--- What the task requires ---
Retype all of the material exactly, leaving no line out.

+ + + +

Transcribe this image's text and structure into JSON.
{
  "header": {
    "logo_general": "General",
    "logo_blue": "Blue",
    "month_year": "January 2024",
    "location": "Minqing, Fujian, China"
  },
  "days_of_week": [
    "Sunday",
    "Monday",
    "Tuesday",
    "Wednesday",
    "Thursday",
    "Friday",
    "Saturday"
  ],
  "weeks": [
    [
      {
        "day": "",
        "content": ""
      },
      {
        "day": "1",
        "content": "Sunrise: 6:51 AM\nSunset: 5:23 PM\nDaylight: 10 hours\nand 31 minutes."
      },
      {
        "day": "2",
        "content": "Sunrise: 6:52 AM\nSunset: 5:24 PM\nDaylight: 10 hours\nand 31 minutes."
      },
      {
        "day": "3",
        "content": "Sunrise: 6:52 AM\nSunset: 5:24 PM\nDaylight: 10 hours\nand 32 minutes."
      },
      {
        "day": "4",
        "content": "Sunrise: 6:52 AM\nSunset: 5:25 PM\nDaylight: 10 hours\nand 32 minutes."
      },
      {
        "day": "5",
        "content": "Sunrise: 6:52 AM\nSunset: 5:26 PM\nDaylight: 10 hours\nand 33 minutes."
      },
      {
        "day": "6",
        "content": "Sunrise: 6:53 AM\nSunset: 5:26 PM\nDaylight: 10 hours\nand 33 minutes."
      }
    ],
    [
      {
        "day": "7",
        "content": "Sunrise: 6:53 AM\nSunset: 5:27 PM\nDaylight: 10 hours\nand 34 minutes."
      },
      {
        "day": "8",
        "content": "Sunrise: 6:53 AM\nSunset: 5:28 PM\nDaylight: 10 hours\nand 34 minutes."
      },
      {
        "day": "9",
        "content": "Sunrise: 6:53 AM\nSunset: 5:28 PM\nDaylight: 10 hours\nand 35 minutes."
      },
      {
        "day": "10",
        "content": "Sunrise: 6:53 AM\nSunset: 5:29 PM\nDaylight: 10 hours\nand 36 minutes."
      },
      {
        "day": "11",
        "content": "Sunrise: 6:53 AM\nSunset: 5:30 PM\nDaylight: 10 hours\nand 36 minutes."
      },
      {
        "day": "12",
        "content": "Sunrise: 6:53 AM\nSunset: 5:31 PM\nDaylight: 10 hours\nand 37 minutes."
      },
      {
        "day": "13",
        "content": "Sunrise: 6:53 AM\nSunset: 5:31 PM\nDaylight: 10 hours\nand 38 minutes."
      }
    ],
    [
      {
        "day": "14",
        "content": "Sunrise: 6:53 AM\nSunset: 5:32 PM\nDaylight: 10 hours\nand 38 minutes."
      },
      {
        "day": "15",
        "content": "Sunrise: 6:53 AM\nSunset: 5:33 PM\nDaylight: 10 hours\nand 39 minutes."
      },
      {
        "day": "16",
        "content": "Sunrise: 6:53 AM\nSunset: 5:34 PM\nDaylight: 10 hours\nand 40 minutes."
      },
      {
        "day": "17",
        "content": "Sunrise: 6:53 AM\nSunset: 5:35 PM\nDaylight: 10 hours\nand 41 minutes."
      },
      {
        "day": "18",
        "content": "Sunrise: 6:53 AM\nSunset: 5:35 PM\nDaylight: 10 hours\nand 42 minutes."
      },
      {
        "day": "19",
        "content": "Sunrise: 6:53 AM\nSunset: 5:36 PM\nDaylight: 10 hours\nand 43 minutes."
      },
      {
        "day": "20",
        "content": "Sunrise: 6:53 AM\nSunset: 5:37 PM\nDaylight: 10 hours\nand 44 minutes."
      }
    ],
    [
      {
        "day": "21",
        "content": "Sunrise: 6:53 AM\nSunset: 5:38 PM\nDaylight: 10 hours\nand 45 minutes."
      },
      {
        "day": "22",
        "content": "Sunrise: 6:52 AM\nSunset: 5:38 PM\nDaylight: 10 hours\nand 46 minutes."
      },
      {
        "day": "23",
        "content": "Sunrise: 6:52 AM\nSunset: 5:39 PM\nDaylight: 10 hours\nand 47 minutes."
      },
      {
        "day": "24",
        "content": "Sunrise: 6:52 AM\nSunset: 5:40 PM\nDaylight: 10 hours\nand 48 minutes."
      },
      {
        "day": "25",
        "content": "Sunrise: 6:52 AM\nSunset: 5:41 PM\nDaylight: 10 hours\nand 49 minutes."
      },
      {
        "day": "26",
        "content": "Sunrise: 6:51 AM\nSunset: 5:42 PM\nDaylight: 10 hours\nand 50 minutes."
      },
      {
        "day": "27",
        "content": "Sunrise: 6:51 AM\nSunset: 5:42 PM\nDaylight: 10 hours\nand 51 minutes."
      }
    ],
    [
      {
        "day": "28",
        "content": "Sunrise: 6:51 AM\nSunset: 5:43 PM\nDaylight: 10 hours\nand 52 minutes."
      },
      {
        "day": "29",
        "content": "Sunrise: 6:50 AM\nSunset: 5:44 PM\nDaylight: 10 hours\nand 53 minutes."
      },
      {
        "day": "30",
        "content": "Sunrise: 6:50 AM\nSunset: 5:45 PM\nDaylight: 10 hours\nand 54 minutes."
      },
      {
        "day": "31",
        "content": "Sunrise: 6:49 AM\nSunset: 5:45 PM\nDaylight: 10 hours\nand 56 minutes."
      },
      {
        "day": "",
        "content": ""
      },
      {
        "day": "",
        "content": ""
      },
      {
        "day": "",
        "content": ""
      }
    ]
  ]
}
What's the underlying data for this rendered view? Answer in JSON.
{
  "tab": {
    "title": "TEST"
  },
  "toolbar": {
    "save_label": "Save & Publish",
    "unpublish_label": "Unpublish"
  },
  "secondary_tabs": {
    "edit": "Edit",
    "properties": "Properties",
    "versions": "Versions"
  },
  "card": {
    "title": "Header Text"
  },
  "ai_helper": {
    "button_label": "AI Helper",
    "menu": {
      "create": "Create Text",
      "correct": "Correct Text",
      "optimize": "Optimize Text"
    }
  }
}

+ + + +

--- Written answer ---
Transcribe this image's text and structure into JSON.
{
  "header": {
    "logo_general": "General",
    "logo_blue": "Blue",
    "month_year": "January 2024",
    "location": "Minqing, Fujian, China"
  },
  "days_of_week": [
    "Sunday",
    "Monday",
    "Tuesday",
    "Wednesday",
    "Thursday",
    "Friday",
    "Saturday"
  ],
  "weeks": [
    [
      {
        "day": "",
        "content": ""
      },
      {
        "day": "1",
        "content": "Sunrise: 6:51 AM\nSunset: 5:23 PM\nDaylight: 10 hours\nand 31 minutes."
      },
      {
        "day": "2",
        "content": "Sunrise: 6:52 AM\nSunset: 5:24 PM\nDaylight: 10 hours\nand 31 minutes."
      },
      {
        "day": "3",
        "content": "Sunrise: 6:52 AM\nSunset: 5:24 PM\nDaylight: 10 hours\nand 32 minutes."
      },
      {
        "day": "4",
        "content": "Sunrise: 6:52 AM\nSunset: 5:25 PM\nDaylight: 10 hours\nand 32 minutes."
      },
      {
        "day": "5",
        "content": "Sunrise: 6:52 AM\nSunset: 5:26 PM\nDaylight: 10 hours\nand 33 minutes."
      },
      {
        "day": "6",
        "content": "Sunrise: 6:53 AM\nSunset: 5:26 PM\nDaylight: 10 hours\nand 33 minutes."
      }
    ],
    [
      {
        "day": "7",
        "content": "Sunrise: 6:53 AM\nSunset: 5:27 PM\nDaylight: 10 hours\nand 34 minutes."
      },
      {
        "day": "8",
        "content": "Sunrise: 6:53 AM\nSunset: 5:28 PM\nDaylight: 10 hours\nand 34 minutes."
      },
      {
        "day": "9",
        "content": "Sunrise: 6:53 AM\nSunset: 5:28 PM\nDaylight: 10 hours\nand 35 minutes."
      },
      {
        "day": "10",
        "content": "Sunrise: 6:53 AM\nSunset: 5:29 PM\nDaylight: 10 hours\nand 36 minutes."
      },
      {
        "day": "11",
        "content": "Sunrise: 6:53 AM\nSunset: 5:30 PM\nDaylight: 10 hours\nand 36 minutes."
      },
      {
        "day": "12",
        "content": "Sunrise: 6:53 AM\nSunset: 5:31 PM\nDaylight: 10 hours\nand 37 minutes."
      },
      {
        "day": "13",
        "content": "Sunrise: 6:53 AM\nSunset: 5:31 PM\nDaylight: 10 hours\nand 38 minutes."
      }
    ],
    [
      {
        "day": "14",
        "content": "Sunrise: 6:53 AM\nSunset: 5:32 PM\nDaylight: 10 hours\nand 38 minutes."
      },
      {
        "day": "15",
        "content": "Sunrise: 6:53 AM\nSunset: 5:33 PM\nDaylight: 10 hours\nand 39 minutes."
      },
      {
        "day": "16",
        "content": "Sunrise: 6:53 AM\nSunset: 5:34 PM\nDaylight: 10 hours\nand 40 minutes."
      },
      {
        "day": "17",
        "content": "Sunrise: 6:53 AM\nSunset: 5:35 PM\nDaylight: 10 hours\nand 41 minutes."
      },
      {
        "day": "18",
        "content": "Sunrise: 6:53 AM\nSunset: 5:35 PM\nDaylight: 10 hours\nand 42 minutes."
      },
      {
        "day": "19",
        "content": "Sunrise: 6:53 AM\nSunset: 5:36 PM\nDaylight: 10 hours\nand 43 minutes."
      },
      {
        "day": "20",
        "content": "Sunrise: 6:53 AM\nSunset: 5:37 PM\nDaylight: 10 hours\nand 44 minutes."
      }
    ],
    [
      {
        "day": "21",
        "content": "Sunrise: 6:53 AM\nSunset: 5:38 PM\nDaylight: 10 hours\nand 45 minutes."
      },
      {
        "day": "22",
        "content": "Sunrise: 6:52 AM\nSunset: 5:38 PM\nDaylight: 10 hours\nand 46 minutes."
      },
      {
        "day": "23",
        "content": "Sunrise: 6:52 AM\nSunset: 5:39 PM\nDaylight: 10 hours\nand 47 minutes."
      },
      {
        "day": "24",
        "content": "Sunrise: 6:52 AM\nSunset: 5:40 PM\nDaylight: 10 hours\nand 48 minutes."
      },
      {
        "day": "25",
        "content": "Sunrise: 6:52 AM\nSunset: 5:41 PM\nDaylight: 10 hours\nand 49 minutes."
      },
      {
        "day": "26",
        "content": "Sunrise: 6:51 AM\nSunset: 5:42 PM\nDaylight: 10 hours\nand 50 minutes."
      },
      {
        "day": "27",
        "content": "Sunrise: 6:51 AM\nSunset: 5:42 PM\nDaylight: 10 hours\nand 51 minutes."
      }
    ],
    [
      {
        "day": "28",
        "content": "Sunrise: 6:51 AM\nSunset: 5:43 PM\nDaylight: 10 hours\nand 52 minutes."
      },
      {
        "day": "29",
        "content": "Sunrise: 6:50 AM\nSunset: 5:44 PM\nDaylight: 10 hours\nand 53 minutes."
      },
      {
        "day": "30",
        "content": "Sunrise: 6:50 AM\nSunset: 5:45 PM\nDaylight: 10 hours\nand 54 minutes."
      },
      {
        "day": "31",
        "content": "Sunrise: 6:49 AM\nSunset: 5:45 PM\nDaylight: 10 hours\nand 56 minutes."
      },
      {
        "day": "",
        "content": ""
      },
      {
        "day": "",
        "content": ""
      },
      {
        "day": "",
        "content": ""
      }
    ]
  ]
}
What's the underlying data for this rendered view? Answer in JSON.
{
  "tab": {
    "title": "TEST"
  },
  "toolbar": {
    "save_label": "Save & Publish",
    "unpublish_label": "Unpublish"
  },
  "secondary_tabs": {
    "edit": "Edit",
    "properties": "Properties",
    "versions": "Versions"
  },
  "card": {
    "title": "Header Text"
  },
  "ai_helper": {
    "button_label": "AI Helper",
    "menu": {
      "create": "Create Text",
      "correct": "Correct Text",
      "optimize": "Optimize Text"
    }
  }
}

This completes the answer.